══ RECORDS TO USE ══

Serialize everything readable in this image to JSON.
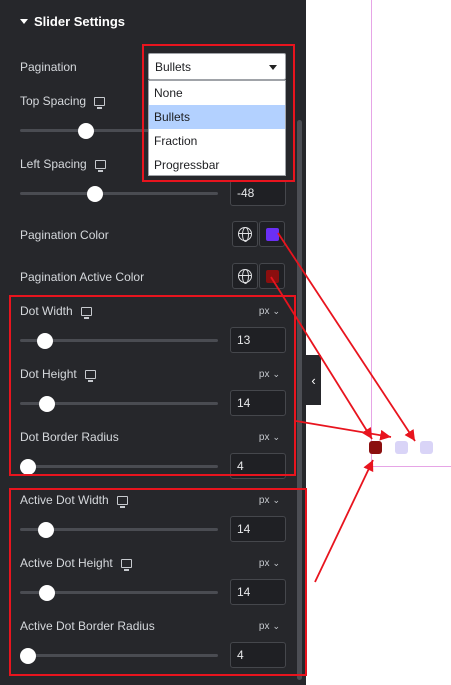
{
  "section": {
    "title": "Slider Settings"
  },
  "pagination": {
    "label": "Pagination",
    "selected": "Bullets",
    "options": [
      "None",
      "Bullets",
      "Fraction",
      "Progressbar"
    ]
  },
  "top_spacing": {
    "label": "Top Spacing"
  },
  "left_spacing": {
    "label": "Left Spacing",
    "value": "-48"
  },
  "pagination_color": {
    "label": "Pagination Color",
    "color": "#6b2ff5"
  },
  "pagination_active_color": {
    "label": "Pagination Active Color",
    "color": "#8b0f0f"
  },
  "dot_width": {
    "label": "Dot Width",
    "unit": "px",
    "value": "13"
  },
  "dot_height": {
    "label": "Dot Height",
    "unit": "px",
    "value": "14"
  },
  "dot_border_radius": {
    "label": "Dot Border Radius",
    "unit": "px",
    "value": "4"
  },
  "active_dot_width": {
    "label": "Active Dot Width",
    "unit": "px",
    "value": "14"
  },
  "active_dot_height": {
    "label": "Active Dot Height",
    "unit": "px",
    "value": "14"
  },
  "active_dot_border_radius": {
    "label": "Active Dot Border Radius",
    "unit": "px",
    "value": "4"
  },
  "preview": {
    "active_dot_color": "#8b0f0f",
    "inactive_dot_color": "#d9d4f7"
  },
  "icons": {
    "collapse": "chevron-left-icon",
    "responsive": "monitor-icon",
    "global": "globe-icon"
  }
}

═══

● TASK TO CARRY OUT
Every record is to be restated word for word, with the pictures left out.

● THE COMPLETED TASK
Serialize everything readable in this image to JSON.
{
  "section": {
    "title": "Slider Settings"
  },
  "pagination": {
    "label": "Pagination",
    "selected": "Bullets",
    "options": [
      "None",
      "Bullets",
      "Fraction",
      "Progressbar"
    ]
  },
  "top_spacing": {
    "label": "Top Spacing"
  },
  "left_spacing": {
    "label": "Left Spacing",
    "value": "-48"
  },
  "pagination_color": {
    "label": "Pagination Color",
    "color": "#6b2ff5"
  },
  "pagination_active_color": {
    "label": "Pagination Active Color",
    "color": "#8b0f0f"
  },
  "dot_width": {
    "label": "Dot Width",
    "unit": "px",
    "value": "13"
  },
  "dot_height": {
    "label": "Dot Height",
    "unit": "px",
    "value": "14"
  },
  "dot_border_radius": {
    "label": "Dot Border Radius",
    "unit": "px",
    "value": "4"
  },
  "active_dot_width": {
    "label": "Active Dot Width",
    "unit": "px",
    "value": "14"
  },
  "active_dot_height": {
    "label": "Active Dot Height",
    "unit": "px",
    "value": "14"
  },
  "active_dot_border_radius": {
    "label": "Active Dot Border Radius",
    "unit": "px",
    "value": "4"
  },
  "preview": {
    "active_dot_color": "#8b0f0f",
    "inactive_dot_color": "#d9d4f7"
  },
  "icons": {
    "collapse": "chevron-left-icon",
    "responsive": "monitor-icon",
    "global": "globe-icon"
  }
}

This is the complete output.